● WHAT THIS TASK INVOLVES: The answer is to be all of the data below, reproduced exactly.

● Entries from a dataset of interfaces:
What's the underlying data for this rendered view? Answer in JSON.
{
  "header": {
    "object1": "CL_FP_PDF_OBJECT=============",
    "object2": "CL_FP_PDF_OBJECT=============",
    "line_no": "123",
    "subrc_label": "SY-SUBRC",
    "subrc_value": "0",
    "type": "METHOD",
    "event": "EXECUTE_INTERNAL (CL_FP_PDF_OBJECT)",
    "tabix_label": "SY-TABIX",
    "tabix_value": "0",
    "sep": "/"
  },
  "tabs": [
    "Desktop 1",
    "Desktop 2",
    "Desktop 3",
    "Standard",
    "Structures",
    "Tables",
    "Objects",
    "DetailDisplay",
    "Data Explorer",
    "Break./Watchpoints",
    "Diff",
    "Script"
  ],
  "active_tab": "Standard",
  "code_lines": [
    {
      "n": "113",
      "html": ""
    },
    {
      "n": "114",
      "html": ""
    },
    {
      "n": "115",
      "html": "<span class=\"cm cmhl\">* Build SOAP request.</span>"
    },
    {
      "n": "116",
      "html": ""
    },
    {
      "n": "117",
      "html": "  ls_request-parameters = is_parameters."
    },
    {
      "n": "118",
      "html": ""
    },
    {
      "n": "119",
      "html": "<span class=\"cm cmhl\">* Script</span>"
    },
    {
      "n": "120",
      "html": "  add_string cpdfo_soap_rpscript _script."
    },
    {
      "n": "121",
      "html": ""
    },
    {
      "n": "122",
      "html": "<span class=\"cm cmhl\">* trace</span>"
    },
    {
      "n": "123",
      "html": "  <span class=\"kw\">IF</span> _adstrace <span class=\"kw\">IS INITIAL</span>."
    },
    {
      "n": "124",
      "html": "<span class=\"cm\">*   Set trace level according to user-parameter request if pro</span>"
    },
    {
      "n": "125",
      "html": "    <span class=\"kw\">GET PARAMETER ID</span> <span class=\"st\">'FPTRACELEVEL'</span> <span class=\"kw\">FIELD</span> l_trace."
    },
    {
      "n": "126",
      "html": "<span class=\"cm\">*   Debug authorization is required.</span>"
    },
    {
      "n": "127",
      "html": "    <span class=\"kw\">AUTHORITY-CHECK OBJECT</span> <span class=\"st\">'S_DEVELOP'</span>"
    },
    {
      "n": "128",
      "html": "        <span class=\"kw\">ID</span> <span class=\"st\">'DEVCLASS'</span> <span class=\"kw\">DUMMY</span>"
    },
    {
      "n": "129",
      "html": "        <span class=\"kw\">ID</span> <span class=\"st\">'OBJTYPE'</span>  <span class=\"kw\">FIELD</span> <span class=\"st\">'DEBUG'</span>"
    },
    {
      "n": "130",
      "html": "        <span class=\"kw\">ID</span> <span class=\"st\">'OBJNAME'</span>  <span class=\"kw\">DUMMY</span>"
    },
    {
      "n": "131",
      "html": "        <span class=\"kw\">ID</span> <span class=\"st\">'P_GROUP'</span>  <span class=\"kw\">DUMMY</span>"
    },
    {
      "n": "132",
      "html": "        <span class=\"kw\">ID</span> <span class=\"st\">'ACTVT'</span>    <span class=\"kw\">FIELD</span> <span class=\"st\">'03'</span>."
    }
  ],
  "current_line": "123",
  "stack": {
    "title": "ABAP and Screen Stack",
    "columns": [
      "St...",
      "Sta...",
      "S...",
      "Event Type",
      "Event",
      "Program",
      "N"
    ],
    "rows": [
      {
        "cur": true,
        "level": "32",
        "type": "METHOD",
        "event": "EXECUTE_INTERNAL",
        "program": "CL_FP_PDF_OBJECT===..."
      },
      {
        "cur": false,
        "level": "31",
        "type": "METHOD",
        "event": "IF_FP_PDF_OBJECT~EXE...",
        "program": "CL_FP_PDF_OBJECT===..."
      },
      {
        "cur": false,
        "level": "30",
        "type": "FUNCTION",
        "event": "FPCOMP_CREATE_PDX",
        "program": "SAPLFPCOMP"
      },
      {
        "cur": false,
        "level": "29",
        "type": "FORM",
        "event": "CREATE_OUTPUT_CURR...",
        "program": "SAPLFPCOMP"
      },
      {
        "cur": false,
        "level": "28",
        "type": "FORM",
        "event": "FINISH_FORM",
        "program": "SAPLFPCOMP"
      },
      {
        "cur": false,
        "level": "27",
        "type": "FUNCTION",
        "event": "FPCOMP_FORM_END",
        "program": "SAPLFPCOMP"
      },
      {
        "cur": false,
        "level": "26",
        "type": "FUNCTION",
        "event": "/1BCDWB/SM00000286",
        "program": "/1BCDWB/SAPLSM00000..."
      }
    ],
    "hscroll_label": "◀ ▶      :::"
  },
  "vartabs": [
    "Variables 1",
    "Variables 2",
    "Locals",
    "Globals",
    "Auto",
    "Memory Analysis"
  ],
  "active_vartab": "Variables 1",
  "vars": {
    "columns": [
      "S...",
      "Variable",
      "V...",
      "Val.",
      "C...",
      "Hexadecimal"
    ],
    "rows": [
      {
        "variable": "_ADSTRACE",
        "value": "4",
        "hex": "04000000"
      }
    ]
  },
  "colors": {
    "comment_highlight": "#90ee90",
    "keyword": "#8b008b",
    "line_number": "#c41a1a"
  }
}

● RESPONSE AREA:
What's the underlying data for this rendered view? Answer in JSON.
{
  "header": {
    "object1": "CL_FP_PDF_OBJECT=============",
    "object2": "CL_FP_PDF_OBJECT=============",
    "line_no": "123",
    "subrc_label": "SY-SUBRC",
    "subrc_value": "0",
    "type": "METHOD",
    "event": "EXECUTE_INTERNAL (CL_FP_PDF_OBJECT)",
    "tabix_label": "SY-TABIX",
    "tabix_value": "0",
    "sep": "/"
  },
  "tabs": [
    "Desktop 1",
    "Desktop 2",
    "Desktop 3",
    "Standard",
    "Structures",
    "Tables",
    "Objects",
    "DetailDisplay",
    "Data Explorer",
    "Break./Watchpoints",
    "Diff",
    "Script"
  ],
  "active_tab": "Standard",
  "code_lines": [
    {
      "n": "113",
      "html": ""
    },
    {
      "n": "114",
      "html": ""
    },
    {
      "n": "115",
      "html": "<span class=\"cm cmhl\">* Build SOAP request.</span>"
    },
    {
      "n": "116",
      "html": ""
    },
    {
      "n": "117",
      "html": "  ls_request-parameters = is_parameters."
    },
    {
      "n": "118",
      "html": ""
    },
    {
      "n": "119",
      "html": "<span class=\"cm cmhl\">* Script</span>"
    },
    {
      "n": "120",
      "html": "  add_string cpdfo_soap_rpscript _script."
    },
    {
      "n": "121",
      "html": ""
    },
    {
      "n": "122",
      "html": "<span class=\"cm cmhl\">* trace</span>"
    },
    {
      "n": "123",
      "html": "  <span class=\"kw\">IF</span> _adstrace <span class=\"kw\">IS INITIAL</span>."
    },
    {
      "n": "124",
      "html": "<span class=\"cm\">*   Set trace level according to user-parameter request if pro</span>"
    },
    {
      "n": "125",
      "html": "    <span class=\"kw\">GET PARAMETER ID</span> <span class=\"st\">'FPTRACELEVEL'</span> <span class=\"kw\">FIELD</span> l_trace."
    },
    {
      "n": "126",
      "html": "<span class=\"cm\">*   Debug authorization is required.</span>"
    },
    {
      "n": "127",
      "html": "    <span class=\"kw\">AUTHORITY-CHECK OBJECT</span> <span class=\"st\">'S_DEVELOP'</span>"
    },
    {
      "n": "128",
      "html": "        <span class=\"kw\">ID</span> <span class=\"st\">'DEVCLASS'</span> <span class=\"kw\">DUMMY</span>"
    },
    {
      "n": "129",
      "html": "        <span class=\"kw\">ID</span> <span class=\"st\">'OBJTYPE'</span>  <span class=\"kw\">FIELD</span> <span class=\"st\">'DEBUG'</span>"
    },
    {
      "n": "130",
      "html": "        <span class=\"kw\">ID</span> <span class=\"st\">'OBJNAME'</span>  <span class=\"kw\">DUMMY</span>"
    },
    {
      "n": "131",
      "html": "        <span class=\"kw\">ID</span> <span class=\"st\">'P_GROUP'</span>  <span class=\"kw\">DUMMY</span>"
    },
    {
      "n": "132",
      "html": "        <span class=\"kw\">ID</span> <span class=\"st\">'ACTVT'</span>    <span class=\"kw\">FIELD</span> <span class=\"st\">'03'</span>."
    }
  ],
  "current_line": "123",
  "stack": {
    "title": "ABAP and Screen Stack",
    "columns": [
      "St...",
      "Sta...",
      "S...",
      "Event Type",
      "Event",
      "Program",
      "N"
    ],
    "rows": [
      {
        "cur": true,
        "level": "32",
        "type": "METHOD",
        "event": "EXECUTE_INTERNAL",
        "program": "CL_FP_PDF_OBJECT===..."
      },
      {
        "cur": false,
        "level": "31",
        "type": "METHOD",
        "event": "IF_FP_PDF_OBJECT~EXE...",
        "program": "CL_FP_PDF_OBJECT===..."
      },
      {
        "cur": false,
        "level": "30",
        "type": "FUNCTION",
        "event": "FPCOMP_CREATE_PDX",
        "program": "SAPLFPCOMP"
      },
      {
        "cur": false,
        "level": "29",
        "type": "FORM",
        "event": "CREATE_OUTPUT_CURR...",
        "program": "SAPLFPCOMP"
      },
      {
        "cur": false,
        "level": "28",
        "type": "FORM",
        "event": "FINISH_FORM",
        "program": "SAPLFPCOMP"
      },
      {
        "cur": false,
        "level": "27",
        "type": "FUNCTION",
        "event": "FPCOMP_FORM_END",
        "program": "SAPLFPCOMP"
      },
      {
        "cur": false,
        "level": "26",
        "type": "FUNCTION",
        "event": "/1BCDWB/SM00000286",
        "program": "/1BCDWB/SAPLSM00000..."
      }
    ],
    "hscroll_label": "◀ ▶      :::"
  },
  "vartabs": [
    "Variables 1",
    "Variables 2",
    "Locals",
    "Globals",
    "Auto",
    "Memory Analysis"
  ],
  "active_vartab": "Variables 1",
  "vars": {
    "columns": [
      "S...",
      "Variable",
      "V...",
      "Val.",
      "C...",
      "Hexadecimal"
    ],
    "rows": [
      {
        "variable": "_ADSTRACE",
        "value": "4",
        "hex": "04000000"
      }
    ]
  },
  "colors": {
    "comment_highlight": "#90ee90",
    "keyword": "#8b008b",
    "line_number": "#c41a1a"
  }
}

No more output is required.